▶ Problem to work on:
Leaving out all pictures, write out word for word the lines from the one containing "Enumerate this screenshot's" to the end of the data below.

▶ Task inputs:
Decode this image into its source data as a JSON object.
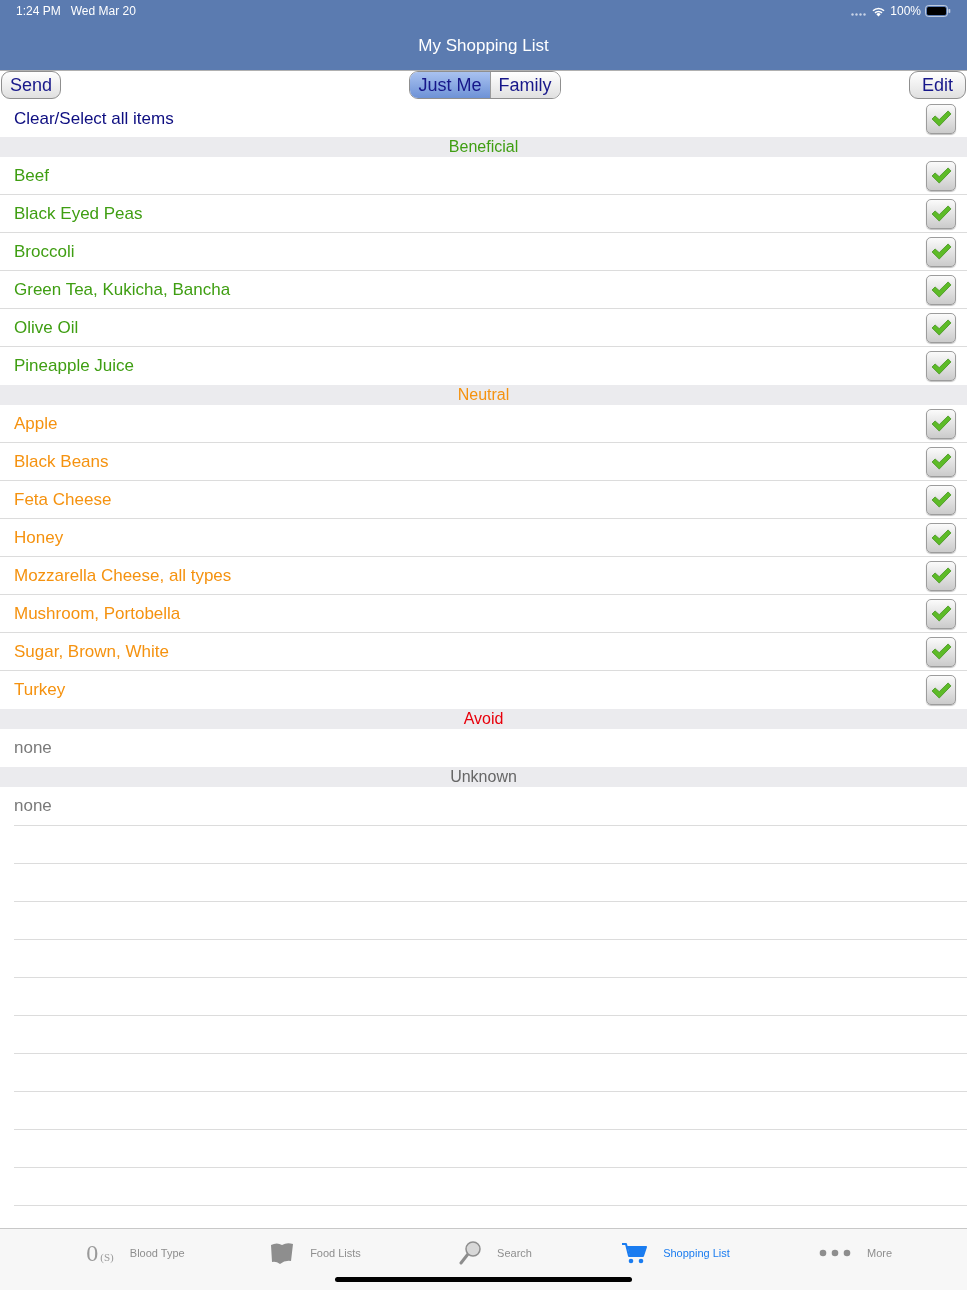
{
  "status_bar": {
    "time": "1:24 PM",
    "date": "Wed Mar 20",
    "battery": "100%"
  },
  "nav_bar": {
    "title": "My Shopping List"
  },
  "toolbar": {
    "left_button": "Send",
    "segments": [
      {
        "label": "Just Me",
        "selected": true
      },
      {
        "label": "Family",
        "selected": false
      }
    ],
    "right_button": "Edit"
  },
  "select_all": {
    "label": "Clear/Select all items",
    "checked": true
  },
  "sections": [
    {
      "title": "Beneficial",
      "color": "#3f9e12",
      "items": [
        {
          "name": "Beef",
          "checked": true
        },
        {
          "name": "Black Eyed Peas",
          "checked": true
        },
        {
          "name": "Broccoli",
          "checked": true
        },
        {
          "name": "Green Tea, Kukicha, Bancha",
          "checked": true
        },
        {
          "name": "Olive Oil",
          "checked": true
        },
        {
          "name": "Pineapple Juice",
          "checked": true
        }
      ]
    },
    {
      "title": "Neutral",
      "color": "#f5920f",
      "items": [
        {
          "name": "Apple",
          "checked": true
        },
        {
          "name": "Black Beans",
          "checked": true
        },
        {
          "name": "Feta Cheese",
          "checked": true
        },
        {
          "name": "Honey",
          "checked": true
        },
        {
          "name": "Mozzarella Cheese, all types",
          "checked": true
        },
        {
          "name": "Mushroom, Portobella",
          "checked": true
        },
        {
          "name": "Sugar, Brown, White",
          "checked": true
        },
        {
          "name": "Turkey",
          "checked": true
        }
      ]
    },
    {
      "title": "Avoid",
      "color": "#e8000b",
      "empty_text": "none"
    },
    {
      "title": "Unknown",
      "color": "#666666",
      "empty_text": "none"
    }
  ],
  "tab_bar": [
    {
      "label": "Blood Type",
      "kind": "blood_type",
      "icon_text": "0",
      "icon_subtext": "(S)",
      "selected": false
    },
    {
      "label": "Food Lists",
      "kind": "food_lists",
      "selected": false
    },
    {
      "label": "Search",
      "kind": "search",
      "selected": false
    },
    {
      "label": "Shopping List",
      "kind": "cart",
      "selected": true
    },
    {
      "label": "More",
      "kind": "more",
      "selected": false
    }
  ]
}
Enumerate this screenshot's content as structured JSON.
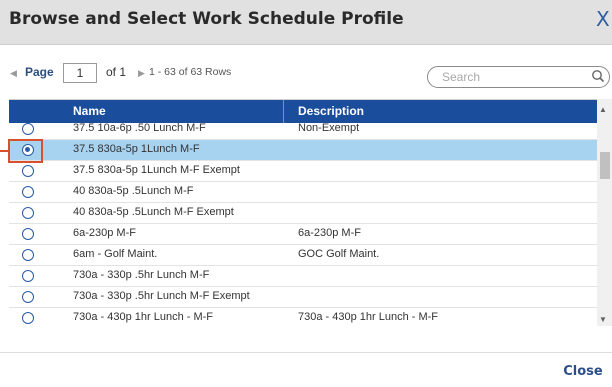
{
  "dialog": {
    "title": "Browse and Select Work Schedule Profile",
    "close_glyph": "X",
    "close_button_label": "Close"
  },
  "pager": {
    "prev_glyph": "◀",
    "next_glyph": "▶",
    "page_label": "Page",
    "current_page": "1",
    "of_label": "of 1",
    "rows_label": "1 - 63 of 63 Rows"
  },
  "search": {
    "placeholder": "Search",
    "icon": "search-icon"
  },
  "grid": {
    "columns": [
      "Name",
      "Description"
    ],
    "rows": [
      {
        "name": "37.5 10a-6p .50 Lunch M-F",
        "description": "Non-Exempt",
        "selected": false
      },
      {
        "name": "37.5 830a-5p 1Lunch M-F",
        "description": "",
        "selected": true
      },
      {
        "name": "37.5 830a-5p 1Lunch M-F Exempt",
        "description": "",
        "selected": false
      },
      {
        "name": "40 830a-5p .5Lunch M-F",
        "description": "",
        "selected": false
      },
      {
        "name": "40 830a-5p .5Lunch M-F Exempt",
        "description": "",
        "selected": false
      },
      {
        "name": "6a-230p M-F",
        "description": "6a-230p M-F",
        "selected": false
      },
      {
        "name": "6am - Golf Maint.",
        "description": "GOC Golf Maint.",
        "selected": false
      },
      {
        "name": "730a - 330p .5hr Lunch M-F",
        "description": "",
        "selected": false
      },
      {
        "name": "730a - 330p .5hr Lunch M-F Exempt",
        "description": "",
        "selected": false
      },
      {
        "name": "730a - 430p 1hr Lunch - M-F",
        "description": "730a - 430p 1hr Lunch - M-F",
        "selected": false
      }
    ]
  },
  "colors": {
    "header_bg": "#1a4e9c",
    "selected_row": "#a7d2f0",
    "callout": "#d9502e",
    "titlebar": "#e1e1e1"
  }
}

▶ Reply:
Enumerate this screenshot's content as structured JSON.
{
  "dialog": {
    "title": "Browse and Select Work Schedule Profile",
    "close_glyph": "X",
    "close_button_label": "Close"
  },
  "pager": {
    "prev_glyph": "◀",
    "next_glyph": "▶",
    "page_label": "Page",
    "current_page": "1",
    "of_label": "of 1",
    "rows_label": "1 - 63 of 63 Rows"
  },
  "search": {
    "placeholder": "Search",
    "icon": "search-icon"
  },
  "grid": {
    "columns": [
      "Name",
      "Description"
    ],
    "rows": [
      {
        "name": "37.5 10a-6p .50 Lunch M-F",
        "description": "Non-Exempt",
        "selected": false
      },
      {
        "name": "37.5 830a-5p 1Lunch M-F",
        "description": "",
        "selected": true
      },
      {
        "name": "37.5 830a-5p 1Lunch M-F Exempt",
        "description": "",
        "selected": false
      },
      {
        "name": "40 830a-5p .5Lunch M-F",
        "description": "",
        "selected": false
      },
      {
        "name": "40 830a-5p .5Lunch M-F Exempt",
        "description": "",
        "selected": false
      },
      {
        "name": "6a-230p M-F",
        "description": "6a-230p M-F",
        "selected": false
      },
      {
        "name": "6am - Golf Maint.",
        "description": "GOC Golf Maint.",
        "selected": false
      },
      {
        "name": "730a - 330p .5hr Lunch M-F",
        "description": "",
        "selected": false
      },
      {
        "name": "730a - 330p .5hr Lunch M-F Exempt",
        "description": "",
        "selected": false
      },
      {
        "name": "730a - 430p 1hr Lunch - M-F",
        "description": "730a - 430p 1hr Lunch - M-F",
        "selected": false
      }
    ]
  },
  "colors": {
    "header_bg": "#1a4e9c",
    "selected_row": "#a7d2f0",
    "callout": "#d9502e",
    "titlebar": "#e1e1e1"
  }
}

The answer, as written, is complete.